In the operators in which you add scripting to implement your processing logic (the operators in the Transformers grouping and the Read Custom and Write Custom operators), the last statement executed is typically
This statement causes the operator to emit an initialized record to the next operator. Generally this statement will suffice, but there are situations with the Read Custom and Write Custom operators (and in very special situations with the transform or aggregate operators) where you will want to emit multiple records. In these situations, follow the return keyword with the name of a function, the iterator function, that does the work of initializing and emitting the multiple records.
Let's see how this works.
An iterator function is capable of returning at least two values: an initialized record or nil. If the function returns an initialized record, the Expressor runtime emits the record then invokes the iterator function again. If the function returns nil, the Expressor runtime does not emit a record and does not invoke the iterator function; the function terminates and processing within the operator ends. When used with the Read Custom or Write Custom operators, an iterator function may also return false, which causes the expressor runtime to invoke the iterator function again, but does not emit a record.
The easiest way to create an iterator function is to write a function that performs your desired logic and then enter a call to this function as part of the return statement. For example, when used within the transform operator, you could develop code similar to the following.
function myfunction() if some_condition then -- initialize output record return output else return nil end end
function transform(input) -- process the contents of input return myfunction end
It is equally acceptable to define an anonymous iterator function within the transform function.
function transform(input) -- process the contents of input
return function() if some_condition then -- initialize output record return output else return nil end -- end if block end -- ends anonymous function end -- ends transform function

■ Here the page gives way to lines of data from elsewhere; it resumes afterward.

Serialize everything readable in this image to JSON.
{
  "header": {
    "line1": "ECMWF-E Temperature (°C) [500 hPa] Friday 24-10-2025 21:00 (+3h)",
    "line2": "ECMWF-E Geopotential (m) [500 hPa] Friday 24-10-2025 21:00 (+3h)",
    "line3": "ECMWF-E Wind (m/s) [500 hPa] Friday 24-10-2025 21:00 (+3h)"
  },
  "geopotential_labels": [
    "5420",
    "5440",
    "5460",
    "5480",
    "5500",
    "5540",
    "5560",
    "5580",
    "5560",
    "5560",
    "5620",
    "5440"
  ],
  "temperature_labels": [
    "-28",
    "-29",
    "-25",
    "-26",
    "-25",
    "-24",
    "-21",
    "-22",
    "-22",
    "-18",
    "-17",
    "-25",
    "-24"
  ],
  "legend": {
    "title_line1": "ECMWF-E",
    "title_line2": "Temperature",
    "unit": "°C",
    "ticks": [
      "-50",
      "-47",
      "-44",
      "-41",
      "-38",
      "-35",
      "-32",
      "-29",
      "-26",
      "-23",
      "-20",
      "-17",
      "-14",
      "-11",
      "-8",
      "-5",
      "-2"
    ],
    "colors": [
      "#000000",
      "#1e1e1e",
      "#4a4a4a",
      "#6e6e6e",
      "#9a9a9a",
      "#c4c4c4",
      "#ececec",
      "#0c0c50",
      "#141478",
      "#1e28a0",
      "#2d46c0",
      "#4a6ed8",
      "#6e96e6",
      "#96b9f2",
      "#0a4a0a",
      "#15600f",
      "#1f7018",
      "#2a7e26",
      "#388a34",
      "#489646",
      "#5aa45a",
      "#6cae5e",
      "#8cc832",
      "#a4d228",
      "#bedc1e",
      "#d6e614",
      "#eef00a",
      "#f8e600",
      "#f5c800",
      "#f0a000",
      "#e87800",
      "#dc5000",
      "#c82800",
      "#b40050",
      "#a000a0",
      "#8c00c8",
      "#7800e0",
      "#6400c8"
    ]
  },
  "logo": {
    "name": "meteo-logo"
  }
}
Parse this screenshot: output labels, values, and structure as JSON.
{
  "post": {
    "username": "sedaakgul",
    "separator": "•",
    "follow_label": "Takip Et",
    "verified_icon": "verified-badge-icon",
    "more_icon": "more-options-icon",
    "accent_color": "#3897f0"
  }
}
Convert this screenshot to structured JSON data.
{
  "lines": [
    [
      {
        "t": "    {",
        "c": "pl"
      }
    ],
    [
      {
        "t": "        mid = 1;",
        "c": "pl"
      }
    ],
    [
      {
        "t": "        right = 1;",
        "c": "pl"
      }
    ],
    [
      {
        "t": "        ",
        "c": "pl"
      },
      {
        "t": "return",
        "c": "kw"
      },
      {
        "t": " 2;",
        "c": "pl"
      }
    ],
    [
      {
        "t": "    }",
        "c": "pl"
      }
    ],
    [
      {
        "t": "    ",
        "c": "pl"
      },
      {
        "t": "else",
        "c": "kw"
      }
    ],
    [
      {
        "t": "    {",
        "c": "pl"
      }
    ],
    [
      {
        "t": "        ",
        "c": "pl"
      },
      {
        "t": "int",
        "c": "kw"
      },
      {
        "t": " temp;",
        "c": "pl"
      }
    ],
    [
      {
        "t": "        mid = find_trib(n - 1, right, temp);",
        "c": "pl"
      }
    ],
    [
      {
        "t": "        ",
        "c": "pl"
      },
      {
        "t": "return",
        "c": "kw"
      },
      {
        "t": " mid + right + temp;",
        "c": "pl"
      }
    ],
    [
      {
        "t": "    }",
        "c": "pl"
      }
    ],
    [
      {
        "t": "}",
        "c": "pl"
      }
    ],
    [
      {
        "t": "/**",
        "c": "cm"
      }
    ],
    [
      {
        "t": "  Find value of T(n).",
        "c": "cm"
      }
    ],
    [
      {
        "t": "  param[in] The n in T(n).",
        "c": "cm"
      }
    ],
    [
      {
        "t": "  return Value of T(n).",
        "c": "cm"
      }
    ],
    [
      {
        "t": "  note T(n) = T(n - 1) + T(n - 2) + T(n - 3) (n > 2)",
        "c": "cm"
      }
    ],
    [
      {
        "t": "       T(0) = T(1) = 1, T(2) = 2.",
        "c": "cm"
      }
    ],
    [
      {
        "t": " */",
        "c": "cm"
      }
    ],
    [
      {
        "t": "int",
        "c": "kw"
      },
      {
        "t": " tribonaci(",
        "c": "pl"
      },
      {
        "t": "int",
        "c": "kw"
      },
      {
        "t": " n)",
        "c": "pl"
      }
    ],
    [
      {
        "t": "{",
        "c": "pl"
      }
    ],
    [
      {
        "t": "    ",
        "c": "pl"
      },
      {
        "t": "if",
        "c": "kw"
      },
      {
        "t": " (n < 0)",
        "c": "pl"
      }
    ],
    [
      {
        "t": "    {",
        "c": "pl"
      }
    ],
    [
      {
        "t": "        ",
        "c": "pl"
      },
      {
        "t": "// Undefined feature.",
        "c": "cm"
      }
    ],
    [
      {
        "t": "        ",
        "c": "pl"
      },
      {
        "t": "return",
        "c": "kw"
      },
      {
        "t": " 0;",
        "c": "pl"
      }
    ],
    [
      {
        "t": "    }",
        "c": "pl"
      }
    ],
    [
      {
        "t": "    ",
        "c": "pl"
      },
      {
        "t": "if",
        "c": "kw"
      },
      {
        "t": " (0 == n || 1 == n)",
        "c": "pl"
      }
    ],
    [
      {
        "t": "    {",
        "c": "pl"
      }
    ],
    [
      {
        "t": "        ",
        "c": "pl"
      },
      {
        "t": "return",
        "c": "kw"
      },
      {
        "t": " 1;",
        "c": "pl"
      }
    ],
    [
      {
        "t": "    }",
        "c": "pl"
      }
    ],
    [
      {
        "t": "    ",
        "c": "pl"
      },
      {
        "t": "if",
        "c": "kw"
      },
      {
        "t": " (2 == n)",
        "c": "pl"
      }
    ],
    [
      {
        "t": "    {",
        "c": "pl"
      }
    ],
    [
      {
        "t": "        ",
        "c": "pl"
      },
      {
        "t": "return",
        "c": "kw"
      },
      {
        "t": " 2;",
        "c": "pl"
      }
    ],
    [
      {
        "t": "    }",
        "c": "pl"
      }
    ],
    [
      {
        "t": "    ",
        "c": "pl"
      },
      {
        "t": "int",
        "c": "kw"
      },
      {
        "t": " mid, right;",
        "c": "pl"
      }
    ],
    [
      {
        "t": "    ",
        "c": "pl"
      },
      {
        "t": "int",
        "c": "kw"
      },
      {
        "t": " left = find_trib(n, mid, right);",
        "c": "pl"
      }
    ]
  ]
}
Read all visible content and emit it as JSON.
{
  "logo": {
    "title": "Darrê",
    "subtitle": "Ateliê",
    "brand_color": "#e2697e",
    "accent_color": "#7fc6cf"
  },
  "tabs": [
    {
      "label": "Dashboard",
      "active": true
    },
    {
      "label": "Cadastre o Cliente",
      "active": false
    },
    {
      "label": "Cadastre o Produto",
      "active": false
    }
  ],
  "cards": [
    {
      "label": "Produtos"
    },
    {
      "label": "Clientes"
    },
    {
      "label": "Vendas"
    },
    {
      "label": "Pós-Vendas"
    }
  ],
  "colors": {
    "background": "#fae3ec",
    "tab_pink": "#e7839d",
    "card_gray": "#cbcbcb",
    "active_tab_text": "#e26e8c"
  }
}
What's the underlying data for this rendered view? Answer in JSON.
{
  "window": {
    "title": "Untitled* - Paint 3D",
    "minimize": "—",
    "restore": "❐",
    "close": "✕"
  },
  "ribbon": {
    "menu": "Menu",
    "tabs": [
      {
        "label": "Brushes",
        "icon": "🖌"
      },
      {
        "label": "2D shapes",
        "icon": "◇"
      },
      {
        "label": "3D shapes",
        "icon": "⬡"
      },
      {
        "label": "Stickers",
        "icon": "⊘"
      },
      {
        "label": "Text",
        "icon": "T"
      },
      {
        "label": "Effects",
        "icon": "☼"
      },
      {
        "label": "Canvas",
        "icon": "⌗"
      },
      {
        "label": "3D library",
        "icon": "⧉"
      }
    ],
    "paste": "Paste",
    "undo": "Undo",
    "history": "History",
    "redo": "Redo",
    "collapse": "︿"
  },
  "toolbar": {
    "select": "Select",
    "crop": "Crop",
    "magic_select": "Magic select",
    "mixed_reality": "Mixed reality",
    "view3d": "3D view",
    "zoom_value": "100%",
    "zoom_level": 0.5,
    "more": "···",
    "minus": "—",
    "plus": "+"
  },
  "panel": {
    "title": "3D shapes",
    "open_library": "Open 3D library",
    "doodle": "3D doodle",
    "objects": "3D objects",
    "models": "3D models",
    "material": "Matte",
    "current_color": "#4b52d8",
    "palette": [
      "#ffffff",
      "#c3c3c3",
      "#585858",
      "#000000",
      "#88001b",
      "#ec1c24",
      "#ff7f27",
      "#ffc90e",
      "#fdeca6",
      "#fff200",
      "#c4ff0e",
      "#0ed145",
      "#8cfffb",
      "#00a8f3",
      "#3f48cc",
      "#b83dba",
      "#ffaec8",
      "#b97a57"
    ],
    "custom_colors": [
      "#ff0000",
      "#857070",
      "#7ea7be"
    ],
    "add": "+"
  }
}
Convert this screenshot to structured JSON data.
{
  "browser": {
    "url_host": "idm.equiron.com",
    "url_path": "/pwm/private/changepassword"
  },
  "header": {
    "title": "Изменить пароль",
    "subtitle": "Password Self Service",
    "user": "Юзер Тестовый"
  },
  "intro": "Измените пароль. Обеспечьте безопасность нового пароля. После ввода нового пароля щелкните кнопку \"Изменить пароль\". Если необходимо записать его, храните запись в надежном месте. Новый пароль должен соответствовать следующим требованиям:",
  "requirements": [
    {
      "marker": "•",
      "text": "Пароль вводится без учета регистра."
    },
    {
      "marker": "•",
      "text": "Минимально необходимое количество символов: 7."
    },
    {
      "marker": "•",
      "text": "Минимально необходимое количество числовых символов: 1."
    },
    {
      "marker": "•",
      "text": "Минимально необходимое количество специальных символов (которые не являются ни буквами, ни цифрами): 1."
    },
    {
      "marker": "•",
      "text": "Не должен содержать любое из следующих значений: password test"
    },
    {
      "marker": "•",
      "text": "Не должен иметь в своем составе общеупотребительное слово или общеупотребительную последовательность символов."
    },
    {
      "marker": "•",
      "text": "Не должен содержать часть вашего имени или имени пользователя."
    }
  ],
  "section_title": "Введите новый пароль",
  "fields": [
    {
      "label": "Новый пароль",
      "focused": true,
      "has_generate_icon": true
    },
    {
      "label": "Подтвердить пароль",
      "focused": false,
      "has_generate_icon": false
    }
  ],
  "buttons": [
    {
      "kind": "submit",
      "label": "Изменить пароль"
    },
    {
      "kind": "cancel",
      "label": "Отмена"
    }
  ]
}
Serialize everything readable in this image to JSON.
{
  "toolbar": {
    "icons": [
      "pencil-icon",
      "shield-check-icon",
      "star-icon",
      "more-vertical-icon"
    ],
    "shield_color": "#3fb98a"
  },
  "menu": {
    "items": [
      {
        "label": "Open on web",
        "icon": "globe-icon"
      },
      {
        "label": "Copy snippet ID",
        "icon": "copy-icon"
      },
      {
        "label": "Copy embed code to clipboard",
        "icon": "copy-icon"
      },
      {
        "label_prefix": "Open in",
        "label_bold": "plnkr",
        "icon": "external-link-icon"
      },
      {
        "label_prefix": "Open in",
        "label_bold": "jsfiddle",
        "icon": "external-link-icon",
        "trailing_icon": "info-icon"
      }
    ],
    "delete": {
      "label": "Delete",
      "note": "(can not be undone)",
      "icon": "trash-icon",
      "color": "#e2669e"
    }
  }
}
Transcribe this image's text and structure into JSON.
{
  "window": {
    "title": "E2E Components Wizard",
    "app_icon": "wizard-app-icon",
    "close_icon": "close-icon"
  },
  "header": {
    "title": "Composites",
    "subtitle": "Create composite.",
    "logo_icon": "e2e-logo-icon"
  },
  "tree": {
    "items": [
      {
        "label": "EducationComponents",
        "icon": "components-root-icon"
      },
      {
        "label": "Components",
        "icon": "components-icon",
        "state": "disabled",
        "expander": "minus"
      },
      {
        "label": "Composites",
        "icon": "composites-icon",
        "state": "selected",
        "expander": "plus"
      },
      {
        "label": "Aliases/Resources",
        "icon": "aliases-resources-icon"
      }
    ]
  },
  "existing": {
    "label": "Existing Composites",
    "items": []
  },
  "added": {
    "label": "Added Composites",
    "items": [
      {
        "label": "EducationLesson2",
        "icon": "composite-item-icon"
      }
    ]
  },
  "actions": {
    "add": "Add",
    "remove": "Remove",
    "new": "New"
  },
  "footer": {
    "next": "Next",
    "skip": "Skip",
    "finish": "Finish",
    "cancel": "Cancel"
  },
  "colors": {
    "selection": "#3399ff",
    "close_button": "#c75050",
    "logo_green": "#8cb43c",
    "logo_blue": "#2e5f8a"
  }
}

Note that when used within the Read Custom or Write Custom operators, return true (rather than nil) to indicate that the iterator function should terminate and false to indicate that the iterator function will not emit a record but should be invoked again. As an alternative to returning true and false, an iterator function in the Read or Write Custom operators can return expressor.ScriptSupport.FlowComplete or expressor.ScriptSupport.SkipRecord.